DEAD RICH, 2023, is a two-part performance lecture by APHIDS co-directors Mish Grigor and Lara Thoms. In two discrete and interlinked segments, DEAD RICH explores how lived experience infiltrates art practice in strange and unexpected ways. The lecture takes its cues from autoethnographer and performance scholar Tami Spry’s concept of the ‘textualising body’ – or what Spry describes as an unhierarchical ‘collaboration between body, page and stage’. Here, the work of research flows through a series of manifestations that equally produce knowledge. Through this lens, DEAD RICH attempts to use liveness, image, words and bodies to portray and unpack the performance of class and death in present-day Australia.

The piece will be segmented into two discrete halves. In the first half, Lara Thoms examines a life spent making art about death. In the second half, Mish Grigor takes on class consciousness. Throughout the four performances of DEAD RICH, Grigor will, over time begin to replace herself with another actor, dancer Sarah Aiken, to contribute to this performance of abstraction.


Created by APHIDS
Lead Artists/Performers: Lara Thoms, Mish Grigor
Performers: Alice Dixon, Sarah Aiken, Stefan Grudza
Voiceover: Catherine Ryan
Outside Eye: Jason Maling
Dramaturg: Zoey Dawson
Producer: Anna Nalpantidis

This project was commissioned by the National Gallery of Victoria as part of the Melbourne Now Performance Program and has been supported by the Australian Government through the Australia Council for the Arts, its arts funding and advisory body, the City of Melbourne, and Creative Victoria through its Creative Enterprises Program, the City of Melbourne through its ACIP program, and Creative Victoria through its Creative Enterprises Program.
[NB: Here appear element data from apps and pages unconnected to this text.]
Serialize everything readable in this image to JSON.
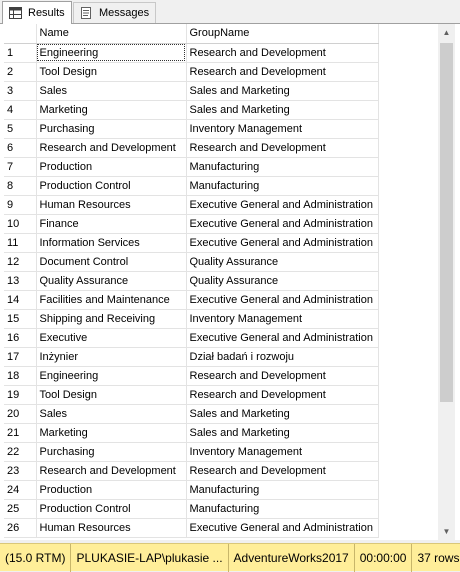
{
  "tabs": [
    {
      "label": "Results",
      "icon": "grid-icon",
      "active": true
    },
    {
      "label": "Messages",
      "icon": "messages-icon",
      "active": false
    }
  ],
  "grid": {
    "columns": [
      "Name",
      "GroupName"
    ],
    "rows": [
      {
        "n": "1",
        "name": "Engineering",
        "group": "Research and Development"
      },
      {
        "n": "2",
        "name": "Tool Design",
        "group": "Research and Development"
      },
      {
        "n": "3",
        "name": "Sales",
        "group": "Sales and Marketing"
      },
      {
        "n": "4",
        "name": "Marketing",
        "group": "Sales and Marketing"
      },
      {
        "n": "5",
        "name": "Purchasing",
        "group": "Inventory Management"
      },
      {
        "n": "6",
        "name": "Research and Development",
        "group": "Research and Development"
      },
      {
        "n": "7",
        "name": "Production",
        "group": "Manufacturing"
      },
      {
        "n": "8",
        "name": "Production Control",
        "group": "Manufacturing"
      },
      {
        "n": "9",
        "name": "Human Resources",
        "group": "Executive General and Administration"
      },
      {
        "n": "10",
        "name": "Finance",
        "group": "Executive General and Administration"
      },
      {
        "n": "11",
        "name": "Information Services",
        "group": "Executive General and Administration"
      },
      {
        "n": "12",
        "name": "Document Control",
        "group": "Quality Assurance"
      },
      {
        "n": "13",
        "name": "Quality Assurance",
        "group": "Quality Assurance"
      },
      {
        "n": "14",
        "name": "Facilities and Maintenance",
        "group": "Executive General and Administration"
      },
      {
        "n": "15",
        "name": "Shipping and Receiving",
        "group": "Inventory Management"
      },
      {
        "n": "16",
        "name": "Executive",
        "group": "Executive General and Administration"
      },
      {
        "n": "17",
        "name": "Inżynier",
        "group": "Dział badań i rozwoju"
      },
      {
        "n": "18",
        "name": "Engineering",
        "group": "Research and Development"
      },
      {
        "n": "19",
        "name": "Tool Design",
        "group": "Research and Development"
      },
      {
        "n": "20",
        "name": "Sales",
        "group": "Sales and Marketing"
      },
      {
        "n": "21",
        "name": "Marketing",
        "group": "Sales and Marketing"
      },
      {
        "n": "22",
        "name": "Purchasing",
        "group": "Inventory Management"
      },
      {
        "n": "23",
        "name": "Research and Development",
        "group": "Research and Development"
      },
      {
        "n": "24",
        "name": "Production",
        "group": "Manufacturing"
      },
      {
        "n": "25",
        "name": "Production Control",
        "group": "Manufacturing"
      },
      {
        "n": "26",
        "name": "Human Resources",
        "group": "Executive General and Administration"
      }
    ]
  },
  "status": {
    "version": "(15.0 RTM)",
    "server": "PLUKASIE-LAP\\plukasie ...",
    "database": "AdventureWorks2017",
    "elapsed": "00:00:00",
    "rows": "37 rows"
  },
  "colors": {
    "status_bg": "#ffee99",
    "selection_border": "#333333"
  }
}
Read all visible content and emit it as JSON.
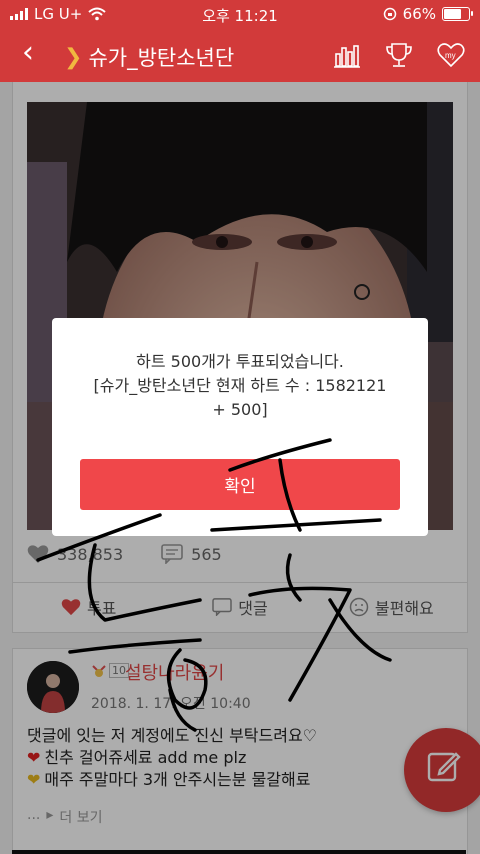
{
  "status_bar": {
    "carrier": "LG U+",
    "time": "오후 11:21",
    "battery": "66%"
  },
  "header": {
    "title": "슈가_방탄소년단"
  },
  "post": {
    "likes": "338,853",
    "comments": "565"
  },
  "actions": {
    "vote": "투표",
    "comment": "댓글",
    "report": "불편해요"
  },
  "comment": {
    "badge": "10",
    "username": "설탕나라윤기",
    "date": "2018. 1. 17. 오전 10:40",
    "line1": "댓글에 잇는 저 계정에도 진신 부탁드려요♡",
    "line2": "친추 걸어쥬세료 add me plz",
    "line3": "매주 주말마다 3개 안주시는분 물갈해료",
    "more": "더 보기"
  },
  "dialog": {
    "line1": "하트 500개가 투표되었습니다.",
    "line2": "[슈가_방탄소년단 현재 하트 수 : 1582121",
    "line3": "+ 500]",
    "confirm": "확인"
  },
  "colors": {
    "header": "#d23a3a",
    "accent": "#f0474a",
    "username": "#e04848"
  }
}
Free entry, more details here

5 August, 6 August, 12 August, 19 August at 2pm

Image by: Bryony Jackson


APHIDS acknowledges the Wurundjeri Woi-wurrung and Boon wurrung peoples on whose lands we live and work. Sovereignty was never ceded and we pay our respect to past, present, and future Aboriginal elders and community, and to their long and rich history of artmaking on this Country.